Similarly, Volvo and Mercedes have developed these mechanisms on specific models. Audi’s new A8 also offers completely hands-off driving in very specific conditions.
But importantly, none of these cars are designed to be left to on their own. The driver is meant to be in the loop and must be alert to take over at any moment to avoid any untoward incident.
Symbioz and other similar cars will probably be the same as conventional vehicles. But these cars will be stocked with an advanced form of cruise control. Drivers will be able to use it over long distances and motorways. But they would need to turn it on and off.
Driverless taxis are also in line. Google’s sister firm Waymo, ride-hailing firms Lyft and Uber are all working to make driverless cars a reality. Until then, electric vehicles can be the best bet to drive an advanced vehicle that any driver can relish driving. Around 75% of electric car buyers don’t buy electric cars, they prefer to lease it. That is why lease swapping portals are expected to see more of the electric leased cars in the coming years, they are not only cheap to drive but also less expensive to have on lease. People list their electric vehicles on Quitalease as lease buyers are expected to increase.
There is a reason why the conventional and electric cars are still the lease winners. It is because there is an aspect of security risk associated with the modern vehicles with internet connections. If we hand over the control to the computers, there is a risk of the cars being targeted by the hackers. Many vehicles are equipped with internet connectivity to operate navigation systems, entertainment, and to allow them to be unlocked and started remotely using a device.

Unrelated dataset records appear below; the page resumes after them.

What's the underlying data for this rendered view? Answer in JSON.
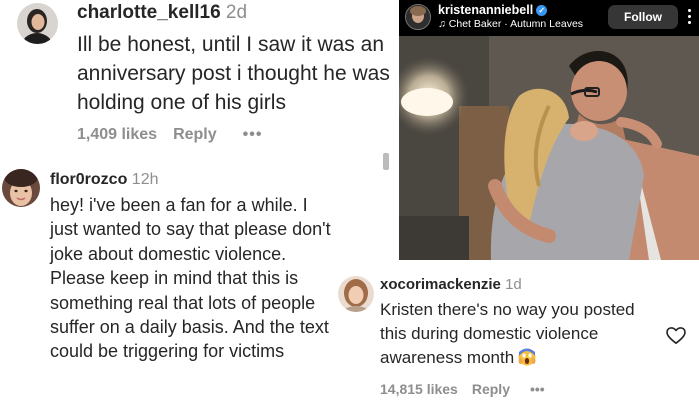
{
  "comments": [
    {
      "username": "charlotte_kell16",
      "time": "2d",
      "text": "Ill be honest, until I saw it was an anniversary post i thought he was holding one of his girls",
      "likes": "1,409 likes",
      "reply": "Reply",
      "more": "•••"
    },
    {
      "username": "flor0rozco",
      "time": "12h",
      "text": "hey! i've been a fan for a while. I just wanted to say that please don't joke about domestic violence. Please keep in mind that this is something real that lots of people suffer on a daily basis. And the text could be triggering for victims"
    },
    {
      "username": "xocorimackenzie",
      "time": "1d",
      "text": "Kristen there's no way you posted this during domestic violence awareness month",
      "likes": "14,815 likes",
      "reply": "Reply",
      "more": "•••"
    }
  ],
  "post": {
    "username": "kristenanniebell",
    "music_icon": "music-note-icon",
    "music": "Chet Baker · Autumn Leaves",
    "follow_label": "Follow",
    "verified_icon": "verified-badge-icon"
  }
}
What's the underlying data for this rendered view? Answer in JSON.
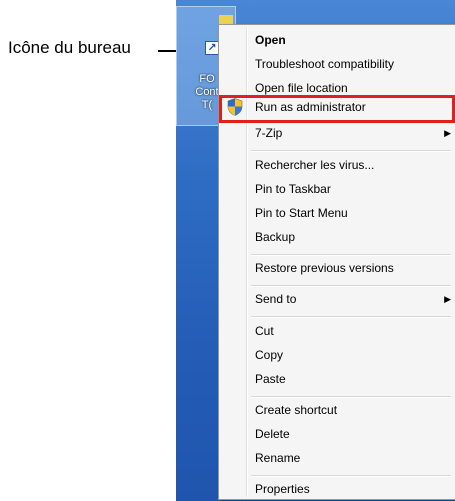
{
  "callout": {
    "label": "Icône du bureau"
  },
  "desktop_icon": {
    "line1": "FO",
    "line2": "Cont",
    "line3": "T("
  },
  "menu": {
    "items": [
      {
        "label": "Open",
        "bold": true
      },
      {
        "label": "Troubleshoot compatibility"
      },
      {
        "label": "Open file location"
      },
      {
        "label": "Run as administrator",
        "icon": "shield-icon",
        "highlighted": true
      },
      {
        "label": "7-Zip",
        "submenu": true
      },
      {
        "label": "Rechercher les virus..."
      },
      {
        "label": "Pin to Taskbar"
      },
      {
        "label": "Pin to Start Menu"
      },
      {
        "label": "Backup"
      },
      {
        "label": "Restore previous versions"
      },
      {
        "label": "Send to",
        "submenu": true
      },
      {
        "label": "Cut"
      },
      {
        "label": "Copy"
      },
      {
        "label": "Paste"
      },
      {
        "label": "Create shortcut"
      },
      {
        "label": "Delete"
      },
      {
        "label": "Rename"
      },
      {
        "label": "Properties"
      }
    ],
    "submenu_arrow": "▶"
  },
  "colors": {
    "highlight_border": "#e0201e",
    "desktop": "#2f6dc4",
    "menu_bg": "#f5f5f5"
  }
}
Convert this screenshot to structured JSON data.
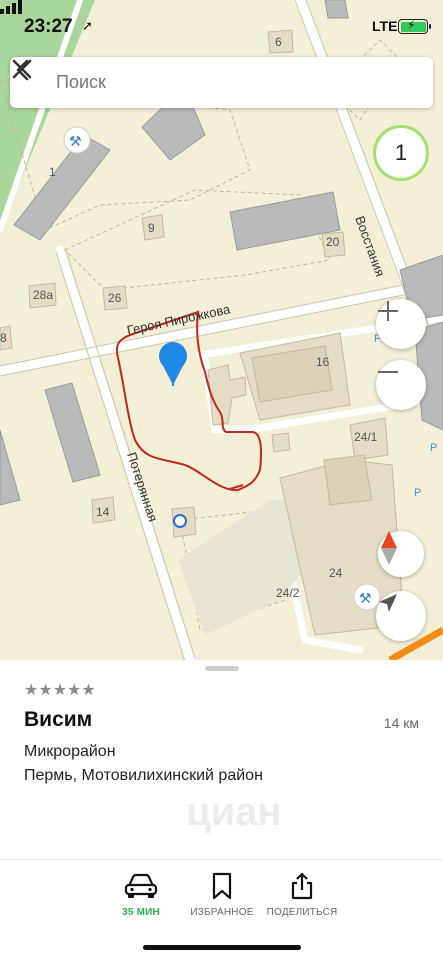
{
  "status_bar": {
    "time": "23:27",
    "network": "LTE"
  },
  "search": {
    "placeholder": "Поиск"
  },
  "map": {
    "street_labels": [
      "Героя Пирожкова",
      "Восстания",
      "Потерянная"
    ],
    "building_numbers": [
      "6",
      "1",
      "9",
      "20",
      "28а",
      "26",
      "8",
      "16",
      "24/1",
      "14",
      "24",
      "24/2"
    ],
    "parking_labels": [
      "P",
      "P",
      "P"
    ],
    "result_count": "1",
    "marker_color": "#1e88e5",
    "outline_color": "#c0281e"
  },
  "controls": {
    "zoom_in": "+",
    "zoom_out": "−"
  },
  "place": {
    "rating_stars": "★★★★★",
    "name": "Висим",
    "distance": "14 км",
    "type": "Микрорайон",
    "address": "Пермь, Мотовилихинский район",
    "watermark": "циан"
  },
  "actions": {
    "route_label": "35 МИН",
    "favorites_label": "ИЗБРАННОЕ",
    "share_label": "ПОДЕЛИТЬСЯ",
    "route_color": "#28b34a"
  }
}
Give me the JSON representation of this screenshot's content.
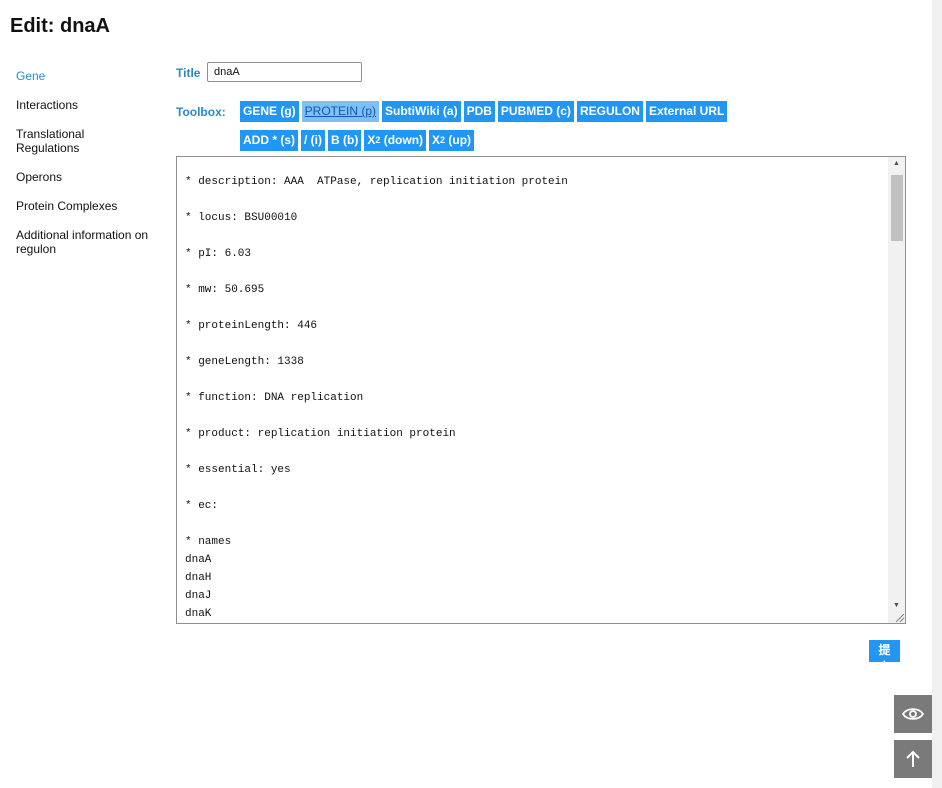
{
  "page": {
    "title": "Edit: dnaA"
  },
  "sidebar": {
    "items": [
      {
        "label": "Gene"
      },
      {
        "label": "Interactions"
      },
      {
        "label": "Translational\nRegulations"
      },
      {
        "label": "Operons"
      },
      {
        "label": "Protein Complexes"
      },
      {
        "label": "Additional information on\nregulon"
      }
    ]
  },
  "form": {
    "title_label": "Title",
    "title_value": "dnaA",
    "toolbox_label": "Toolbox:"
  },
  "toolbar": {
    "gene": "GENE (g)",
    "protein": "PROTEIN (p)",
    "subtiwiki": "SubtiWiki (a)",
    "pdb": "PDB",
    "pubmed": "PUBMED (c)",
    "regulon": "REGULON",
    "external_url": "External URL",
    "add": "ADD * (s)",
    "italic": "/ (i)",
    "bold": "B (b)",
    "sub_base": "X",
    "sub_script": "2",
    "sub_label": " (down)",
    "sup_base": "X",
    "sup_script": "2",
    "sup_label": " (up)"
  },
  "editor": {
    "content": "* description: AAA  ATPase, replication initiation protein\n\n* locus: BSU00010\n\n* pI: 6.03\n\n* mw: 50.695\n\n* proteinLength: 446\n\n* geneLength: 1338\n\n* function: DNA replication\n\n* product: replication initiation protein\n\n* essential: yes\n\n* ec:\n\n* names\ndnaA\ndnaH\ndnaJ\ndnaK"
  },
  "submit_label": "提交",
  "colors": {
    "accent": "#2196f3",
    "link": "#2b88c9",
    "float_button": "#7a7a7a"
  },
  "icons": {
    "preview": "eye-icon",
    "back_to_top": "arrow-up-icon"
  }
}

This poses a security risk to these cars. In 2015, security researchers made headlines when they hacked into the car remotely. They took control of the key functions including brakes and steering. The internet facility makes it easier for the hackers to break in and take control of the car. And this security risk is ignored by most of the vehicle manufacturers. Admitted that it may not be a unique selling point and advertising it may make customers more worried, but it can be attractive for the would-be hackers.
Automated vehicles need to be safe and reliable. Developing a security system will be an overriding benefit to the car makers and it will benefit millions of car drivers safer. More than 90% of the accidents are caused by the human errors, one way or the other. That’s about 1.2 million people who die in traffic accidents. When the cars become more and more automated over the next few years, they will help avoid those incidents. After all, when it comes to driving, human beings are not good enough.